▶ What is needed
Print each line of the material again, keeping everything exact.

▶ Entries supplied
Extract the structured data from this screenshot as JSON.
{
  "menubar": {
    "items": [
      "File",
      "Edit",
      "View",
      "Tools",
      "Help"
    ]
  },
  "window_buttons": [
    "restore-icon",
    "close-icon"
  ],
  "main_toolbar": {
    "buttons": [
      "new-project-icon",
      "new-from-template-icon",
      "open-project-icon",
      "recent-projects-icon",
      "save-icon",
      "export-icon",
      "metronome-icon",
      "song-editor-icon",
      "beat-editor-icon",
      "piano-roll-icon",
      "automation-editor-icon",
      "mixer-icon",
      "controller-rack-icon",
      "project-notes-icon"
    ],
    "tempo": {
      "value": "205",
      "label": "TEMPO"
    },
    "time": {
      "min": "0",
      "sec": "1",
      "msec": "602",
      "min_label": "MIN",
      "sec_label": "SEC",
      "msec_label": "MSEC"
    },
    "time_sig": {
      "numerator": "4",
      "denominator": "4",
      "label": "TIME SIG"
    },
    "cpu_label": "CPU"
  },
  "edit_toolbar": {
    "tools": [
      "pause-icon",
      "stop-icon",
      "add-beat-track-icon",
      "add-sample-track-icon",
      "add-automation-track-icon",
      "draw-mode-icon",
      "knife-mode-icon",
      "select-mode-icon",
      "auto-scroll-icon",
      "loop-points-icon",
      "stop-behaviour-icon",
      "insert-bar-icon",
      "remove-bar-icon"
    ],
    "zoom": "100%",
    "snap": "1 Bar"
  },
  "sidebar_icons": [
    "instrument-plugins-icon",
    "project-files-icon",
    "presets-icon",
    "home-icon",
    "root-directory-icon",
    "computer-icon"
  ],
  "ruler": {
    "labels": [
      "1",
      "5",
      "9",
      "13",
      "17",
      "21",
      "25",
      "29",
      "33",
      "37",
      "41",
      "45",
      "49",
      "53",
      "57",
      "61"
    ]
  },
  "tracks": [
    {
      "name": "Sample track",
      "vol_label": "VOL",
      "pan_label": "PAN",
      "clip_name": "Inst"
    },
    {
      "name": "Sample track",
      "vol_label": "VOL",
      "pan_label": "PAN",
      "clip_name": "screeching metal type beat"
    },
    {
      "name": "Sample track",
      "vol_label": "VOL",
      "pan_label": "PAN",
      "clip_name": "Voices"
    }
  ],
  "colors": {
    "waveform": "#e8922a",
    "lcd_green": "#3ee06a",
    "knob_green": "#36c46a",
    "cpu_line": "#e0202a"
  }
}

▶ Written solution
Extract the structured data from this screenshot as JSON.
{
  "menubar": {
    "items": [
      "File",
      "Edit",
      "View",
      "Tools",
      "Help"
    ]
  },
  "window_buttons": [
    "restore-icon",
    "close-icon"
  ],
  "main_toolbar": {
    "buttons": [
      "new-project-icon",
      "new-from-template-icon",
      "open-project-icon",
      "recent-projects-icon",
      "save-icon",
      "export-icon",
      "metronome-icon",
      "song-editor-icon",
      "beat-editor-icon",
      "piano-roll-icon",
      "automation-editor-icon",
      "mixer-icon",
      "controller-rack-icon",
      "project-notes-icon"
    ],
    "tempo": {
      "value": "205",
      "label": "TEMPO"
    },
    "time": {
      "min": "0",
      "sec": "1",
      "msec": "602",
      "min_label": "MIN",
      "sec_label": "SEC",
      "msec_label": "MSEC"
    },
    "time_sig": {
      "numerator": "4",
      "denominator": "4",
      "label": "TIME SIG"
    },
    "cpu_label": "CPU"
  },
  "edit_toolbar": {
    "tools": [
      "pause-icon",
      "stop-icon",
      "add-beat-track-icon",
      "add-sample-track-icon",
      "add-automation-track-icon",
      "draw-mode-icon",
      "knife-mode-icon",
      "select-mode-icon",
      "auto-scroll-icon",
      "loop-points-icon",
      "stop-behaviour-icon",
      "insert-bar-icon",
      "remove-bar-icon"
    ],
    "zoom": "100%",
    "snap": "1 Bar"
  },
  "sidebar_icons": [
    "instrument-plugins-icon",
    "project-files-icon",
    "presets-icon",
    "home-icon",
    "root-directory-icon",
    "computer-icon"
  ],
  "ruler": {
    "labels": [
      "1",
      "5",
      "9",
      "13",
      "17",
      "21",
      "25",
      "29",
      "33",
      "37",
      "41",
      "45",
      "49",
      "53",
      "57",
      "61"
    ]
  },
  "tracks": [
    {
      "name": "Sample track",
      "vol_label": "VOL",
      "pan_label": "PAN",
      "clip_name": "Inst"
    },
    {
      "name": "Sample track",
      "vol_label": "VOL",
      "pan_label": "PAN",
      "clip_name": "screeching metal type beat"
    },
    {
      "name": "Sample track",
      "vol_label": "VOL",
      "pan_label": "PAN",
      "clip_name": "Voices"
    }
  ],
  "colors": {
    "waveform": "#e8922a",
    "lcd_green": "#3ee06a",
    "knob_green": "#36c46a",
    "cpu_line": "#e0202a"
  }
}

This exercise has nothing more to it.